On Thursday night 30 June, El Grand Senor returned for the first time to a city track since his comeback from an early retirement. The black superstar was unbeaten in six starts since his return, including a tremendous Traralgon Cup (Group 2) success, scoring by just over five lengths against a strong field.
Although the speed machine led for most of the journey at Sandown, he was run down in the shadows of the post by Golden Easter Egg victor Radley Bale. In statistical terms, El Grand Senor doesn’t like box three, the alley he exited in that Free For All. In four previous starts when sporting the white rug, El Grand Senor had won just twice, running third in one and fifth in the other, the furthest back he has ever finished in 40 career outings and 33 wins.
Despite his Sandown defeat, El Grand Senor can lay claim to a unique Australian record that no other greyhound -to the best of this writer’s knowledge- has managed to achieve since the advent of racing in 1927. He is the only greyhound to have ever put together three sequences of seven or more consecutive victories during a career.

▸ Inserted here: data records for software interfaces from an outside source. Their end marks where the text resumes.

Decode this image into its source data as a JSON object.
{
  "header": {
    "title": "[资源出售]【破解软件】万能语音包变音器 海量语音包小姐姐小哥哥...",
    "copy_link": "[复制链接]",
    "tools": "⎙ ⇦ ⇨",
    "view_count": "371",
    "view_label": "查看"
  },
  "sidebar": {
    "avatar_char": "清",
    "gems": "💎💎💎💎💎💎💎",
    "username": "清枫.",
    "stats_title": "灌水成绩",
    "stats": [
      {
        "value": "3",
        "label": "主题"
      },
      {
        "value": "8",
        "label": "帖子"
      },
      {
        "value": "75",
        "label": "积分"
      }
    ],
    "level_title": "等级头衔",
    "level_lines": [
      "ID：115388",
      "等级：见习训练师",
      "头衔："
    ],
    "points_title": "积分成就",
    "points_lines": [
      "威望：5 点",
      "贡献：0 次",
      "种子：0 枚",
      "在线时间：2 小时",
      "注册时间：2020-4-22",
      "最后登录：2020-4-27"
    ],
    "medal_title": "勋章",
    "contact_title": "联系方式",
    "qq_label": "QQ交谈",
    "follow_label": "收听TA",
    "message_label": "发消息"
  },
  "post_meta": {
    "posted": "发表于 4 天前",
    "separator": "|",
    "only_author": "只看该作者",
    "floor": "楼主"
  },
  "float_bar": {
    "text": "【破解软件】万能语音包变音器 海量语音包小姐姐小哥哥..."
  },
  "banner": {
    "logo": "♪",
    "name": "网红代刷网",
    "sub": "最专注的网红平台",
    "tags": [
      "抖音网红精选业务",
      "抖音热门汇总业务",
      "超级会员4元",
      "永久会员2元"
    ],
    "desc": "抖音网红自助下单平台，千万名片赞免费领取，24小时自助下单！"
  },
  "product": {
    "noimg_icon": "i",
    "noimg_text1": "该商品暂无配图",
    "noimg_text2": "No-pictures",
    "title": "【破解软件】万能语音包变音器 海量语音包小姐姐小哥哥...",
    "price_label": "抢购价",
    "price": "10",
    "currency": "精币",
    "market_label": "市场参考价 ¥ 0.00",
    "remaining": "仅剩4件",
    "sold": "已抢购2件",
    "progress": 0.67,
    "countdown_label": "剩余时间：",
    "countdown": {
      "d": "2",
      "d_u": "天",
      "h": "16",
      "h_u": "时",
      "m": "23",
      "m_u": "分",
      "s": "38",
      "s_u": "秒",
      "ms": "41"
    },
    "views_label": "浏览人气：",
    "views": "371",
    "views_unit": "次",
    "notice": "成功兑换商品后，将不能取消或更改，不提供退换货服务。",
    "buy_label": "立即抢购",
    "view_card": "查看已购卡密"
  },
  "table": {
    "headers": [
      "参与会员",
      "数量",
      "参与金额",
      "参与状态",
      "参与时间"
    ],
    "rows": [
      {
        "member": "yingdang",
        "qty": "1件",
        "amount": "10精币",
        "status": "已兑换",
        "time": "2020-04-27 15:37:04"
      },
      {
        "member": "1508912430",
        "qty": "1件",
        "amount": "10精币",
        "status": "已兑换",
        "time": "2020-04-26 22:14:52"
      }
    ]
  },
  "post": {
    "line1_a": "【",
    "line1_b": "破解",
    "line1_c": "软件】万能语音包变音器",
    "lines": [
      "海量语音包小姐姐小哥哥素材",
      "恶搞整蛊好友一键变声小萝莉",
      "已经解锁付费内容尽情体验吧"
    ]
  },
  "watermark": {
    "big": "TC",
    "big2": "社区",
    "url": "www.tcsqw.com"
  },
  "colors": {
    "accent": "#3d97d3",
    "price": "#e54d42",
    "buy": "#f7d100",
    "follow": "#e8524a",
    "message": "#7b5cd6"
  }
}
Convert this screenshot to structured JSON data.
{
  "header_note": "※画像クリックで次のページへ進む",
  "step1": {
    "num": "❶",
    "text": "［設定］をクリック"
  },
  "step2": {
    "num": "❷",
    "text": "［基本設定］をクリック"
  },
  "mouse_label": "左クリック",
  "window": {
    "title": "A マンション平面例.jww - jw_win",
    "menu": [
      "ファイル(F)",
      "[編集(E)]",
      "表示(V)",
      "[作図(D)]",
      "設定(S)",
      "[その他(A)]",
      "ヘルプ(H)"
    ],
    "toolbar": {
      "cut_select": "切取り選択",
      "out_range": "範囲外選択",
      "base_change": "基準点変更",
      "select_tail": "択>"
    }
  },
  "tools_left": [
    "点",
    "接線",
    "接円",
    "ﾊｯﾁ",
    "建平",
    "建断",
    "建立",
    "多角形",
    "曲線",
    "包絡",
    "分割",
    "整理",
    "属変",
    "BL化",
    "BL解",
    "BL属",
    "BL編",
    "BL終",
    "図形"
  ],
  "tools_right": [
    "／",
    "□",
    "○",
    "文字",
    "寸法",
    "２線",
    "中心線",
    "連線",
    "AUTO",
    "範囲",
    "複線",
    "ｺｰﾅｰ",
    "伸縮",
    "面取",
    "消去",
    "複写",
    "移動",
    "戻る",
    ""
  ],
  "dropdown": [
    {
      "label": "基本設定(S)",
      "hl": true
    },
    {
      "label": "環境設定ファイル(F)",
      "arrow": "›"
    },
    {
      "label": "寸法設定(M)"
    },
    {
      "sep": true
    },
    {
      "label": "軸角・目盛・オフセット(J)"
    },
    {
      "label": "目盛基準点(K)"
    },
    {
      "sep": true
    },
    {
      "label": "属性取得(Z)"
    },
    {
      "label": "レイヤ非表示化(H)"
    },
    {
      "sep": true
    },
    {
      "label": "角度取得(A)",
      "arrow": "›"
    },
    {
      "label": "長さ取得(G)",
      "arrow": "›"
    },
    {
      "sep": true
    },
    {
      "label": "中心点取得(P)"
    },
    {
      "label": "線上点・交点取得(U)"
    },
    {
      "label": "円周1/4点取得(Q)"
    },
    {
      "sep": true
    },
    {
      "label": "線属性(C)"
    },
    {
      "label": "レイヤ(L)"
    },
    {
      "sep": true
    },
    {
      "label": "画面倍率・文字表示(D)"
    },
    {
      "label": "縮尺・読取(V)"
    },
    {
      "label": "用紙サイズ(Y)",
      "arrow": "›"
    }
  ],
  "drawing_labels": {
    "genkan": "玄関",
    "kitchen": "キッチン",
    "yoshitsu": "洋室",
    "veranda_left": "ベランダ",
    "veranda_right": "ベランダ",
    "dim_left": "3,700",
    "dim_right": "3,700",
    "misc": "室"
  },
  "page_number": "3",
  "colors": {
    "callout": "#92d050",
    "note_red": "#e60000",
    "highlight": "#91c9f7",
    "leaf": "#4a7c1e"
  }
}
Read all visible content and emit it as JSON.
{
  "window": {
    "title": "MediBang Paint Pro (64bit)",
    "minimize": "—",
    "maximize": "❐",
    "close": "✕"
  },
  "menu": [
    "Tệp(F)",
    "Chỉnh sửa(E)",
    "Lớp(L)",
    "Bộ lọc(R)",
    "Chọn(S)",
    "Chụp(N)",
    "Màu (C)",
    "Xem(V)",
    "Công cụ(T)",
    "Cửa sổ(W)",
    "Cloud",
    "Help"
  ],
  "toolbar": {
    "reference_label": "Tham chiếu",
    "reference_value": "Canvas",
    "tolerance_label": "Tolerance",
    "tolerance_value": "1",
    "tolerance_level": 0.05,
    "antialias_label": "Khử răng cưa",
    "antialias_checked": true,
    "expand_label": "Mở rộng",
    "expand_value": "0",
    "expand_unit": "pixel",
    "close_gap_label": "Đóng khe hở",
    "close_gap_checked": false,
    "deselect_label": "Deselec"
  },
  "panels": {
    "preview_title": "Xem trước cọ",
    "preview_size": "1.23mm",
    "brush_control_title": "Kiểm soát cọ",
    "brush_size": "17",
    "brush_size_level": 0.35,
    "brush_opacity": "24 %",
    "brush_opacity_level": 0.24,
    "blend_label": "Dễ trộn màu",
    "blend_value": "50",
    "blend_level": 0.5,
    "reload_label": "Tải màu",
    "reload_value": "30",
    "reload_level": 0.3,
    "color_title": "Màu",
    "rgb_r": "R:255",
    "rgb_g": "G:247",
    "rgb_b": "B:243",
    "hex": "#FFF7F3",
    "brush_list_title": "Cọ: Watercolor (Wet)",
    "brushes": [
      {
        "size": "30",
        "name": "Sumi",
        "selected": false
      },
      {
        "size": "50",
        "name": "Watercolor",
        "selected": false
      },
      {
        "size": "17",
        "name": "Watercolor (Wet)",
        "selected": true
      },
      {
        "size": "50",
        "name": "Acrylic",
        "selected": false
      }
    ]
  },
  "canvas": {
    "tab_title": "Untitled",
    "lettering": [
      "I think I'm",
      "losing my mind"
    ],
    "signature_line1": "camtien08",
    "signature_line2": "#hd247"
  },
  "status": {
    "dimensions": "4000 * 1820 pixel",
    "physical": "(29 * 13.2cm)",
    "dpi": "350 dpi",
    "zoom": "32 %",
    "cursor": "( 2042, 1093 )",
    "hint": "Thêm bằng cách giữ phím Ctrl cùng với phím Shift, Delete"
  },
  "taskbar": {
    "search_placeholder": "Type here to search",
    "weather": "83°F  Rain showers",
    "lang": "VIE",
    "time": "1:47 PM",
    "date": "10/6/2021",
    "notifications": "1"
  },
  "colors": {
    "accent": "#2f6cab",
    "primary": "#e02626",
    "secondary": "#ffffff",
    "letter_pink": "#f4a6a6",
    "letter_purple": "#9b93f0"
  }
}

Prior to his Sandown Park second to Radley Bale, El Grand Senor had strung together nine successive victories in a sequence that began on 9 January 2011. Prior to that run of nine on end, he had been beaten into third place at Ballarat (out of box three) by Greta Bale on 8 December 2010. That defeat also ended a sequence of nine consecutive victories.
Between 14 March and 6 May 2010, El Grand Senor won seven consecutive races and so, with two further sequences, both of nine in a row, El Grand Senor has done what no other greyhound has ever managed in more than 83 years of racing in Australia.
To be fair, there is one other greyhound which has managed three winning sequences of seven or more wins in a row during a career. That greyhound was Mackay champion Minnie Flyer, who, between 1994 and 1996, strung together sequences of eight, nine, and seven consecutive wins.
By any measure, while that effort is commendable, it doesn’t truly compare with El Grand Senor’s three sequences (26 wins compared to 24) which were all scored on TAB or city tracks compared to Minnie Flyer’s efforts on a non-TAB circuit.
To the best of my knowledge, Tropical One (with the Australian record of 24 wins on end and another sequence of nine in a row), True Vintage (15 and 13 wins in succession), Flying Amy (14 and nine on end), National Lass (14 and nine consecutive), and Wild Country (13 and then 12 on end before being retired), are the only other greyhounds to have put together at least two sequences of nine or more wins in a row during their career.
For this writer, while El Grand Senor is a true speed machine and a genuinely magnificent greyhound, I can’t help but feel he will not be able to command the tag of ‘great’ until he races with success interstate, preferably at Wentworth Park in a Group event. The speed champions of the recent past, Flying Amy, Tenthill Doll, Brett Lee, and El Galo all achieved fame outside their home state and perhaps this is what breeders may be wanting to see with El Grand Senor.